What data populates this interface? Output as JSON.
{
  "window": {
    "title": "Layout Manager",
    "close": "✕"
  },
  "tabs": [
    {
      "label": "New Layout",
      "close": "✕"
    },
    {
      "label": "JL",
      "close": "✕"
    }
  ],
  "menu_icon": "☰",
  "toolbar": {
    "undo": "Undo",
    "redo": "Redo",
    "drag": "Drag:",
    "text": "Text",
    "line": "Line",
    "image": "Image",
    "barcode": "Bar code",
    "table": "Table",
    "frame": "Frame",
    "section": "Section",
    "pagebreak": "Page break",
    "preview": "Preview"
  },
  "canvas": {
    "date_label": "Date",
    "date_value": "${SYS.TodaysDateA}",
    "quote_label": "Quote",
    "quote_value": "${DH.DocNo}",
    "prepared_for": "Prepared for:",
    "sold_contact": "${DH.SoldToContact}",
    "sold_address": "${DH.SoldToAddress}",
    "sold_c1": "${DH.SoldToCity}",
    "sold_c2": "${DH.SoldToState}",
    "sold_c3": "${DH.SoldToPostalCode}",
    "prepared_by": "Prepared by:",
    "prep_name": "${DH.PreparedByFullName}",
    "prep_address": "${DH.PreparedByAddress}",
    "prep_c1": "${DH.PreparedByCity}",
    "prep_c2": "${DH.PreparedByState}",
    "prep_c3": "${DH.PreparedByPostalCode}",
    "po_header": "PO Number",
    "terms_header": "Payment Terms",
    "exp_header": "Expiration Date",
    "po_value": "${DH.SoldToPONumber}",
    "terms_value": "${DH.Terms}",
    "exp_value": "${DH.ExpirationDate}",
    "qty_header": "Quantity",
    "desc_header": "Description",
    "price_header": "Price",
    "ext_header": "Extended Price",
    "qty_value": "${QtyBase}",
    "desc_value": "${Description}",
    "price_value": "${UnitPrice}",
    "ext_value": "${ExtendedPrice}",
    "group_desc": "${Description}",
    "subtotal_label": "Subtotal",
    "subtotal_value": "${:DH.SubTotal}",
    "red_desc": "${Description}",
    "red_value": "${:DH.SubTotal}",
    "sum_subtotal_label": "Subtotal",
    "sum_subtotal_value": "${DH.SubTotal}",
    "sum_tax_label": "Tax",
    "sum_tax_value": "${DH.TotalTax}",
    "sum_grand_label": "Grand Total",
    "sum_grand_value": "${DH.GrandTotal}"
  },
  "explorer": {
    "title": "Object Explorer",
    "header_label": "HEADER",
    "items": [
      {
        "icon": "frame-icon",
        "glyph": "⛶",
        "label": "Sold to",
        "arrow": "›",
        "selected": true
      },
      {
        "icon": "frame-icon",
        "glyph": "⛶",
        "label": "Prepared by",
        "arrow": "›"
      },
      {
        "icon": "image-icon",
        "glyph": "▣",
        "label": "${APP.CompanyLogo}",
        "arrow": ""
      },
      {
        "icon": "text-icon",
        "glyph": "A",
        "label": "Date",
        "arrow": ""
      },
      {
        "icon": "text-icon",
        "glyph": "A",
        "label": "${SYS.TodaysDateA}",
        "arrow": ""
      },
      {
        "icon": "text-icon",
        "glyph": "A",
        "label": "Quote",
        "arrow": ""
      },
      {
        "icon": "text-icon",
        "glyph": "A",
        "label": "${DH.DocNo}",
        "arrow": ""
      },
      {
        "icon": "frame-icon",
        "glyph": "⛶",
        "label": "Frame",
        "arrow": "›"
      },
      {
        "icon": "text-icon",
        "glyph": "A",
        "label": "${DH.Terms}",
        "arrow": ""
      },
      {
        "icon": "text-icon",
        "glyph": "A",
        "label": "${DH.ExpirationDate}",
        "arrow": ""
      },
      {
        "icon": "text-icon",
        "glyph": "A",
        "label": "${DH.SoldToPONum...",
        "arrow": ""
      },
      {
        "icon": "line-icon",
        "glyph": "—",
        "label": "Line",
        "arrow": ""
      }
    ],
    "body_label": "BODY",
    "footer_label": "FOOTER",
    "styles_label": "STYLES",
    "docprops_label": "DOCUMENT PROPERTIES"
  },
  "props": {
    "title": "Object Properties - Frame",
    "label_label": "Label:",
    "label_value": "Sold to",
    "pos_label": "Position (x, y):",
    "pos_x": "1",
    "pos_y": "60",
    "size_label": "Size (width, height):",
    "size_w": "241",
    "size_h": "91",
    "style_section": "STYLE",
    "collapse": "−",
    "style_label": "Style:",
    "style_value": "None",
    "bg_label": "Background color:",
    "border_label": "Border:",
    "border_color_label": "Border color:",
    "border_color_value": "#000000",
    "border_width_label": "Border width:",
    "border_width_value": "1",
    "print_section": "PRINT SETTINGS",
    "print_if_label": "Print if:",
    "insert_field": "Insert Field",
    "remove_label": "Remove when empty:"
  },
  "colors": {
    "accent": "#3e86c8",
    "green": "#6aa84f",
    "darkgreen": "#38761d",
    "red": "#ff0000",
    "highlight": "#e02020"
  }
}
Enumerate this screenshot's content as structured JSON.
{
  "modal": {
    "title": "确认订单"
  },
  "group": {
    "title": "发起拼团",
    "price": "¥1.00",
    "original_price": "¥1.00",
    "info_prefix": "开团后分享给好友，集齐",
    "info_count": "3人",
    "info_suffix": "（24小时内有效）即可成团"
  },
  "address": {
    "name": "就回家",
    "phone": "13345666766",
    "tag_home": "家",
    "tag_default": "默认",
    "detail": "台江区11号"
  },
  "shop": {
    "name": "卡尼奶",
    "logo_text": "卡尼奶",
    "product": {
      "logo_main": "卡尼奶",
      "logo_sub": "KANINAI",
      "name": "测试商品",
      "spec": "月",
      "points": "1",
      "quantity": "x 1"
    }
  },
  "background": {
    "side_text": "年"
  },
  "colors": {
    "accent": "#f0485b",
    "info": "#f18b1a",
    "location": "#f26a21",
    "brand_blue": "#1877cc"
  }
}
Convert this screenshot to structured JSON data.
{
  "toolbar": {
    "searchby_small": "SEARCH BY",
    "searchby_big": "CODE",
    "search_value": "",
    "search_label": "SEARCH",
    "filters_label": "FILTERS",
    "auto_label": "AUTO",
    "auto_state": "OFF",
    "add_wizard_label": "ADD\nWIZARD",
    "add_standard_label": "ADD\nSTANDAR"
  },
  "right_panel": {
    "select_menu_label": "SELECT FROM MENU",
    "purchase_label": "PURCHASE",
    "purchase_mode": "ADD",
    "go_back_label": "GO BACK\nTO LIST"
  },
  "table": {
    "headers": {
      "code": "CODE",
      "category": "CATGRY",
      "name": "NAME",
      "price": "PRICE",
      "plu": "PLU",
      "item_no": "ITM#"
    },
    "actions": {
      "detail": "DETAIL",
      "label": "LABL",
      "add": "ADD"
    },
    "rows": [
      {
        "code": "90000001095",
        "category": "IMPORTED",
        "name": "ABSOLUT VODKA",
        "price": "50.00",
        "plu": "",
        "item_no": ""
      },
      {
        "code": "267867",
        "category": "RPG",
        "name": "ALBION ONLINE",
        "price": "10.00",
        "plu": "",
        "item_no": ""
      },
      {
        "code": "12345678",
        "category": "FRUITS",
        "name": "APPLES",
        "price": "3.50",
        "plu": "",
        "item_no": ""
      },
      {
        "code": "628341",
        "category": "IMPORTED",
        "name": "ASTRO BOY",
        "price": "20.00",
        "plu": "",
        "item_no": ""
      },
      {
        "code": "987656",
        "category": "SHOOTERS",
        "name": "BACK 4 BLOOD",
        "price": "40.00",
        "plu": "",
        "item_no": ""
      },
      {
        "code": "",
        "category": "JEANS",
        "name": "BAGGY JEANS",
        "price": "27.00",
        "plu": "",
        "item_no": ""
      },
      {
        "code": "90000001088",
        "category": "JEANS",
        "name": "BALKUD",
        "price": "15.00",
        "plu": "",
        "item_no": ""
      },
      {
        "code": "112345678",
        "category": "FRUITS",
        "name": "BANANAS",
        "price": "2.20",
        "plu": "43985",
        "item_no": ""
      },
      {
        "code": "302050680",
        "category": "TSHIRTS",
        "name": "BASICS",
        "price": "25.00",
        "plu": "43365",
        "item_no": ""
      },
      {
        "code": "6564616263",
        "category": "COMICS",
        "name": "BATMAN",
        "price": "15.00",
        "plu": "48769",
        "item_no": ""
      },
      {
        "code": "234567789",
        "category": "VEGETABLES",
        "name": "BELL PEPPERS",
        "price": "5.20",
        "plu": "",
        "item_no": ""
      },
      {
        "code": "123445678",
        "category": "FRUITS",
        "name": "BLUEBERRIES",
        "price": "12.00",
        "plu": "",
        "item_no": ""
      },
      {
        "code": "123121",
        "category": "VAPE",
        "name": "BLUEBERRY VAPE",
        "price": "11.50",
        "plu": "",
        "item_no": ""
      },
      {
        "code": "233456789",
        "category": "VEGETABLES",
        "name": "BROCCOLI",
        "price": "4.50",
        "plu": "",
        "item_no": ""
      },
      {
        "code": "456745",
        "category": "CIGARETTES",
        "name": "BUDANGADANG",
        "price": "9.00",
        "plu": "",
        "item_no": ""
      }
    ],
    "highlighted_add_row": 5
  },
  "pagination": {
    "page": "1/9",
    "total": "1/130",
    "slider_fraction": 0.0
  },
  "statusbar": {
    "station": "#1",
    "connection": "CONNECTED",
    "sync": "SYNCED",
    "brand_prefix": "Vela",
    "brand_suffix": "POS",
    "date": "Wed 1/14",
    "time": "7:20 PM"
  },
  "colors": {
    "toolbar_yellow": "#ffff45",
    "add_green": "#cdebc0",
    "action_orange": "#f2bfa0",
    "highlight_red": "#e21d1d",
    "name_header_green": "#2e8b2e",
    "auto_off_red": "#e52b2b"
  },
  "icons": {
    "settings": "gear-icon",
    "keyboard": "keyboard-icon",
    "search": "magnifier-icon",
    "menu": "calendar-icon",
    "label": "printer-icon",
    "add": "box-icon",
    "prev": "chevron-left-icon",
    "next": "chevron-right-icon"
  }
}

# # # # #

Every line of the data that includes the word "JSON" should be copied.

### Problem solution
What data populates this interface? Output as JSON.
Enumerate this screenshot's content as structured JSON.
Convert this screenshot to structured JSON data.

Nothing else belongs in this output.